The second type of definition looks directly at the tangent bundle TM of the smooth manifold M assumed as the base. Here the datum is a certain type of identification of TM, as a bundle, as the 'vertical' tangent vectors in the T-bundle mentioned before (where M is natural identified as the zero section). This is called a soldering (sometimes welding): we now have TM within a richer setting, expressed by the H-valued transition data. A major point here, as with the previous discussion, is that it is not assumed that H acts faithfully on T. That immediately allows spinor bundles to take their place in the theory, with H a spin group rather than simply an orthogonal group.

## Vierbeins, et cetera

The vierbein or tetrad theory is the special case of a four-dimensional manifold. It applies to metrics of any signature. In any dimension, for a pseudo Riemannian geometry (with metric signature (p,q)), this Cartan connection theory is an alternative method in differential geometry. In different contexts it has also been called the orthonormal frame, repère mobile, soldering form or orthonormal nonholonomic basis method.

This section is an approach to tetrads, but written in general terms. In dimensions other than 4, words like triad, pentad, funfbein, elfbein etc. have been used.

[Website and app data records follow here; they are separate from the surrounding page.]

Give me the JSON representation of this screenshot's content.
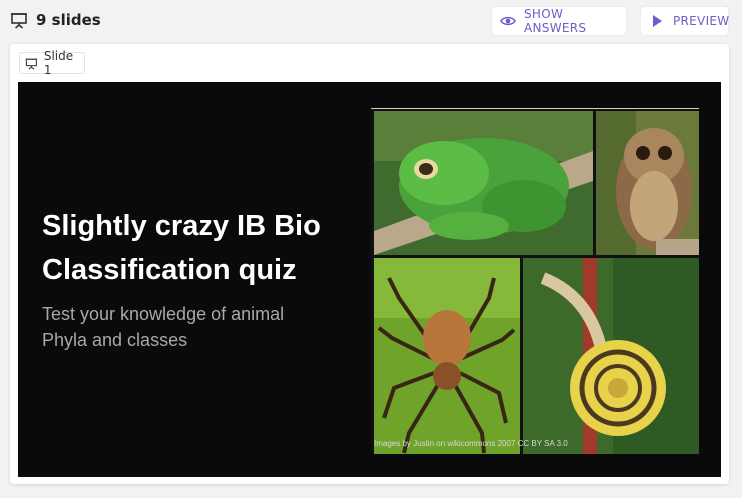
{
  "header": {
    "slide_count": "9 slides",
    "icons": {
      "slides": "presentation-icon",
      "show_answers": "eye-icon",
      "preview": "play-icon"
    },
    "show_answers_label": "SHOW ANSWERS",
    "preview_label": "PREVIEW"
  },
  "slide_chip": {
    "label": "Slide 1",
    "icon": "presentation-icon"
  },
  "slide": {
    "title_line1": "Slightly crazy IB Bio",
    "title_line2": "Classification quiz",
    "subtitle_line1": "Test your knowledge of animal",
    "subtitle_line2": "Phyla and classes",
    "image_credit": "Images by Justin on wikicommons 2007 CC BY SA 3.0",
    "images": [
      "frog",
      "owl",
      "spider",
      "snail"
    ]
  },
  "colors": {
    "accent": "#6c5fc7",
    "slide_bg": "#0a0a0a",
    "page_bg": "#f2f2f2"
  }
}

Vielbein covers all dimensions.

If you're looking for a basis-dependent index notation, see tetrad (index notation).

### The basic ingredients

Suppose given differential manifold M of dimension n, and fixed natural numbers p and q with p+q = n. We suppose given a SO(p,q) principal bundle B over M (called the frame bundle), and a vector SO(p,q)-bundle V associated to B by means of with the natural n dimensional representation of SO(p,q).

Suppose given also a SO(p,q)-invariant metric η of signature (p,q) over V; and an invertible linear map between vector bundles over M, e:TM->V where TM is the tangent bundle of M.

### Constructions

A (pseudo)Riemannian metric is defined over M as the push forward of η by e. To put it in other words, if we have two sections of TM, X and Y,

g(X,Y)=η(e(X),e(Y)).
A connection over V, A is defined as the unique connection satisfying these two conditions:

• dη(a,b)=η(dAa,b)+η(a,dAb) for all differentiable sections a and b of V (i.e. dAη=0) where dA is the covariant exterior derivative. (this basically states that A can be extended to a connection over the SO(p,q) principal bundle)
• dAe=0. (this basically states that ∇ defined below is torsion-free)

Now that we've specified A, we can use it to define a connection over TM by the pullback (or is it push forward?) by e;
e(∇X)=dAe(X) for all differentiable sections X of TM.

Since what we now have here is a SO(p,q) gauge theory, the Riemann curvature F defined as is pointwise gauge covariant. This is simply the Riemann tensor in a different guise.

### The Palatini action

In the tetrad formulation of general relativity, the action, as a functional of the cotetrad e and a connection A over a four dimensional differential manifold M is given by

where F is the gauge curvature 2-form and ε is the antisymmetric intertwiner of four "vector" reps of SO(3,1) normalized by η.

## General theory

Cartan reformulated the differential geometry of (pseudo) Riemannian geometry; and not just those (metric) manifolds, but theories for an arbitrary manifold, including Lie group manifolds. This was in terms of "moving frames" (repère mobile) as an alternative reformulation of general relativity.

The main idea is to develop expressions for connectionss and curvature using orthogonal frames.

Cartan formalism is an alternative approach to covariant derivatives and curvature, using differential forms and frames. Although it is frame dependent, it is very well suited for computations. It can also be understood in terms of frame bundles, and it allows generalizations like the spinor bundle.